So I was in the supermarket the other day (I'm in England at the moment) and happened to be behind a girl who was, well ... fat. As her stuff went past on the belt, she was discussing with the cashier (also fat) about her progress, or lack of it. The conversation was familiar: along the lines of "well, I stick to my diet plan for a week or three, lose a few pounds, and then it all goes right back on again".
It might sound as if I'm poking fun here, but I absolutely am not. I felt terribly sorry for this girl (and the cashier, who appeared to be stuck on a similar treadmill) because clearly, nobody had ever told her why she is fat, and what she might do about it. How do I know? Because I could see her shopping. Snacks. Biscuits. Low-fat chocolate "treats". A couple of ready meals. There was a conspicuous absence of actual food and a surfeit of coloured plastic wrapping with "healthy eating" slogans and WeightWatchers branding on it.

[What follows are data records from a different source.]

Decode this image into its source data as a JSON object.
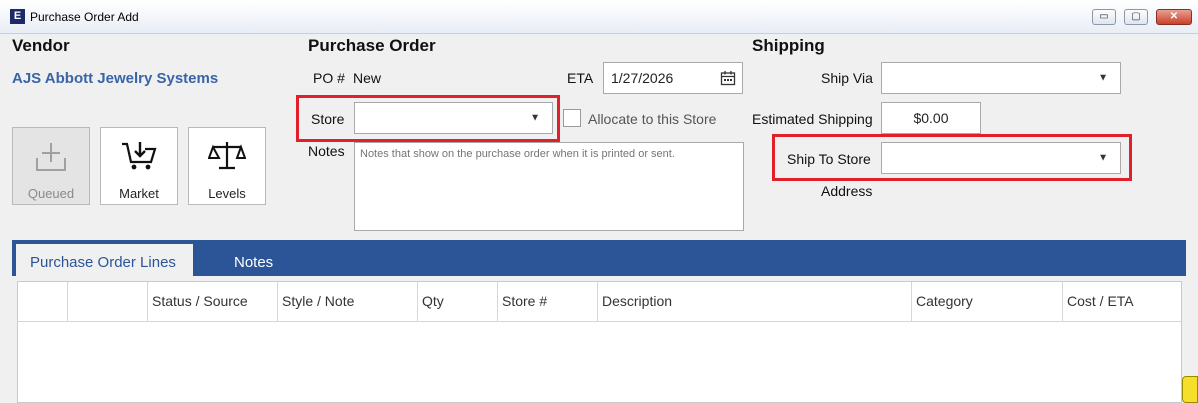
{
  "window": {
    "title": "Purchase Order Add",
    "icon_letter": "E",
    "controls": {
      "minimize": "▭",
      "maximize": "▢",
      "close": "✕"
    }
  },
  "vendor": {
    "heading": "Vendor",
    "name": "AJS Abbott Jewelry Systems",
    "buttons": [
      {
        "label": "Queued",
        "icon": "inbox-add-icon",
        "enabled": false
      },
      {
        "label": "Market",
        "icon": "cart-download-icon",
        "enabled": true
      },
      {
        "label": "Levels",
        "icon": "scale-icon",
        "enabled": true
      }
    ]
  },
  "purchase_order": {
    "heading": "Purchase Order",
    "po_label": "PO #",
    "po_value": "New",
    "eta_label": "ETA",
    "eta_value": "1/27/2026",
    "store_label": "Store",
    "store_value": "",
    "allocate_label": "Allocate to this Store",
    "notes_label": "Notes",
    "notes_placeholder": "Notes that show on the purchase order when it is printed or sent."
  },
  "shipping": {
    "heading": "Shipping",
    "ship_via_label": "Ship Via",
    "ship_via_value": "",
    "estimated_label": "Estimated Shipping",
    "estimated_value": "$0.00",
    "ship_to_label": "Ship To Store",
    "ship_to_value": "",
    "address_label": "Address"
  },
  "tabs": [
    {
      "label": "Purchase Order Lines",
      "active": true
    },
    {
      "label": "Notes",
      "active": false
    }
  ],
  "grid": {
    "columns": [
      "",
      "",
      "Status / Source",
      "Style / Note",
      "Qty",
      "Store #",
      "Description",
      "Category",
      "Cost / ETA"
    ],
    "rows": []
  },
  "colors": {
    "accent": "#2b5597",
    "vendor_link": "#3a64a8",
    "highlight": "#e0202a"
  }
}
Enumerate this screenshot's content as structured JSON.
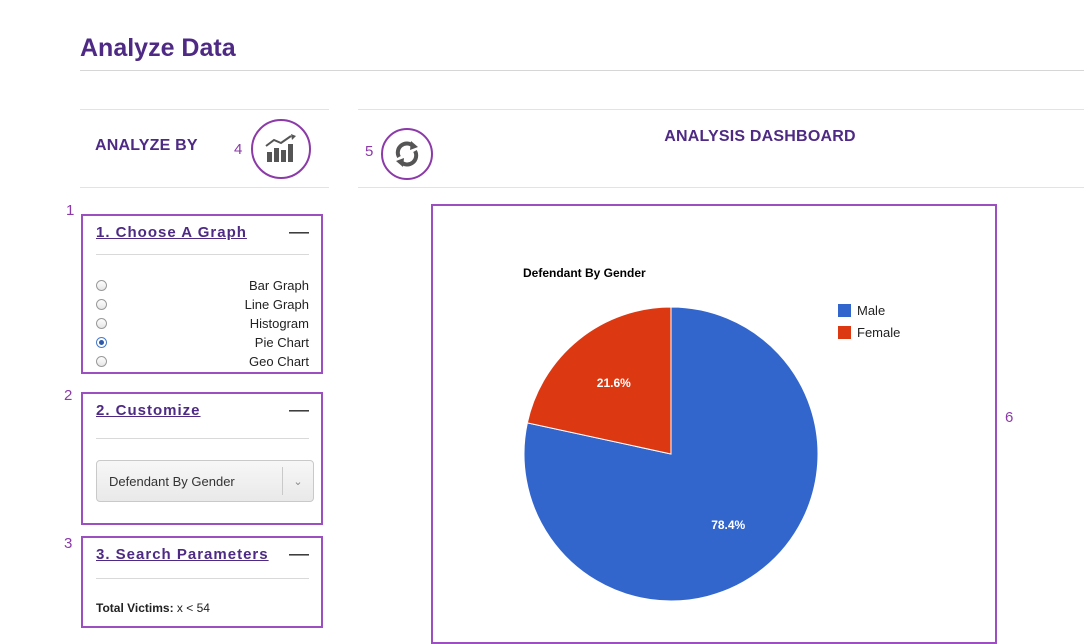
{
  "page": {
    "title": "Analyze Data"
  },
  "left": {
    "header": "ANALYZE BY",
    "marker": "4",
    "icon": "bar-chart-trend-icon"
  },
  "dashboard": {
    "header": "ANALYSIS DASHBOARD",
    "marker": "5",
    "icon": "refresh-icon",
    "chart_marker": "6"
  },
  "panels": {
    "graph": {
      "marker": "1",
      "title": "1. Choose A Graph",
      "collapse": "—",
      "options": [
        {
          "label": "Bar Graph",
          "checked": false
        },
        {
          "label": "Line Graph",
          "checked": false
        },
        {
          "label": "Histogram",
          "checked": false
        },
        {
          "label": "Pie Chart",
          "checked": true
        },
        {
          "label": "Geo Chart",
          "checked": false
        }
      ]
    },
    "customize": {
      "marker": "2",
      "title": "2. Customize",
      "collapse": "—",
      "selected": "Defendant By Gender"
    },
    "search": {
      "marker": "3",
      "title": "3. Search Parameters",
      "collapse": "—",
      "param_label": "Total Victims:",
      "param_value": "x < 54"
    }
  },
  "chart_data": {
    "type": "pie",
    "title": "Defendant By Gender",
    "categories": [
      "Male",
      "Female"
    ],
    "values": [
      78.4,
      21.6
    ],
    "value_labels": [
      "78.4%",
      "21.6%"
    ],
    "colors": [
      "#3366cc",
      "#dc3912"
    ],
    "legend": "right"
  }
}
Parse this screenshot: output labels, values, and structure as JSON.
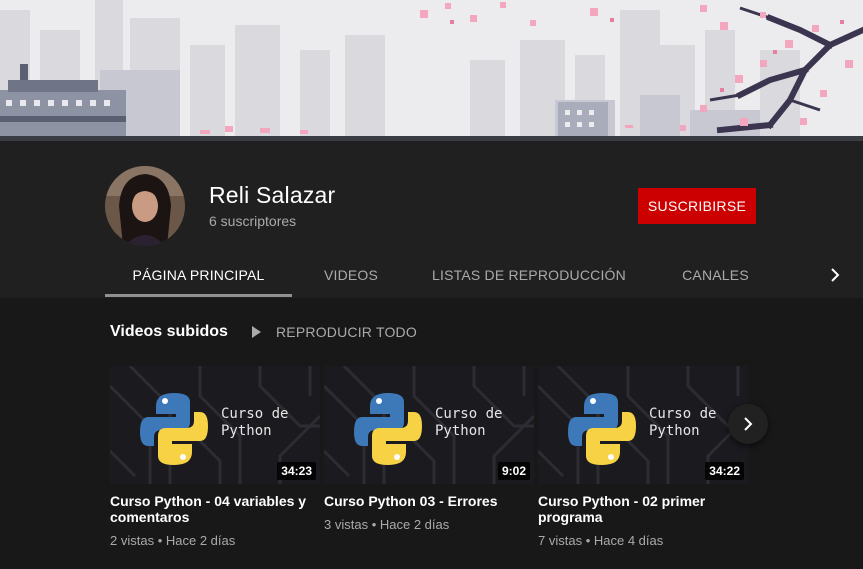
{
  "channel": {
    "name": "Reli Salazar",
    "subscribers": "6 suscriptores",
    "subscribe_label": "SUSCRIBIRSE"
  },
  "tabs": [
    {
      "label": "PÁGINA PRINCIPAL",
      "active": true
    },
    {
      "label": "VIDEOS",
      "active": false
    },
    {
      "label": "LISTAS DE REPRODUCCIÓN",
      "active": false
    },
    {
      "label": "CANALES",
      "active": false
    }
  ],
  "shelf": {
    "title": "Videos subidos",
    "play_all_label": "REPRODUCIR TODO"
  },
  "videos": [
    {
      "thumb_text": "Curso de\nPython",
      "duration": "34:23",
      "title": "Curso Python - 04 variables y comentaros",
      "views": "2 vistas",
      "age": "Hace 2 días"
    },
    {
      "thumb_text": "Curso de\nPython",
      "duration": "9:02",
      "title": "Curso Python 03 - Errores",
      "views": "3 vistas",
      "age": "Hace 2 días"
    },
    {
      "thumb_text": "Curso de\nPython",
      "duration": "34:22",
      "title": "Curso Python - 02 primer programa",
      "views": "7 vistas",
      "age": "Hace 4 días"
    }
  ],
  "icons": {
    "tabs_next": "chevron-right-icon",
    "play_all": "play-icon",
    "shelf_next": "chevron-right-icon",
    "thumbnail_logo": "python-logo-icon"
  },
  "colors": {
    "subscribe": "#cc0000",
    "header_bg": "#202020",
    "page_bg": "#181818",
    "banner_bg": "#ecebee",
    "blossom": "#f2a7be"
  }
}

The terrible thing is this. What she was buying was basically compliant with received wisdom about losing weight. It was all low-fat, portion-controlled, and calorie-counted. But it clearly wasn't working, and I wanted to tell her why it wasn't working. But you can't do that, can you?
Why is it that, if someone is reversing into a lamppost, it's OK to bang on the car and tell them to stop? If you see a lost child at the mall, you can call over the security people to help find their parents. If you see an old lady struggling with her shopping, it's OK offer a hand. But if someone is eating themselves into an early grave, unaware of what they're doing, it's socially unacceptable to say anything. Unsolicited advice is rarely welcome, but unsolicited advice about diet is about as welcome as an improper proposition.
So, obviously, I didn't say anything.
What would you have done? Have you ever offered unsolicited advice about weight loss - even to friends and family? Is there anything at all that we can do, as individuals, to stop this madness? I've posted here for a few years and it's gratifying to see people pick up on tips or advice and find success. But it often feels like tilting at windmills when Big Ag can advertise their junk food as healthy, and get a nudge and a wink from government.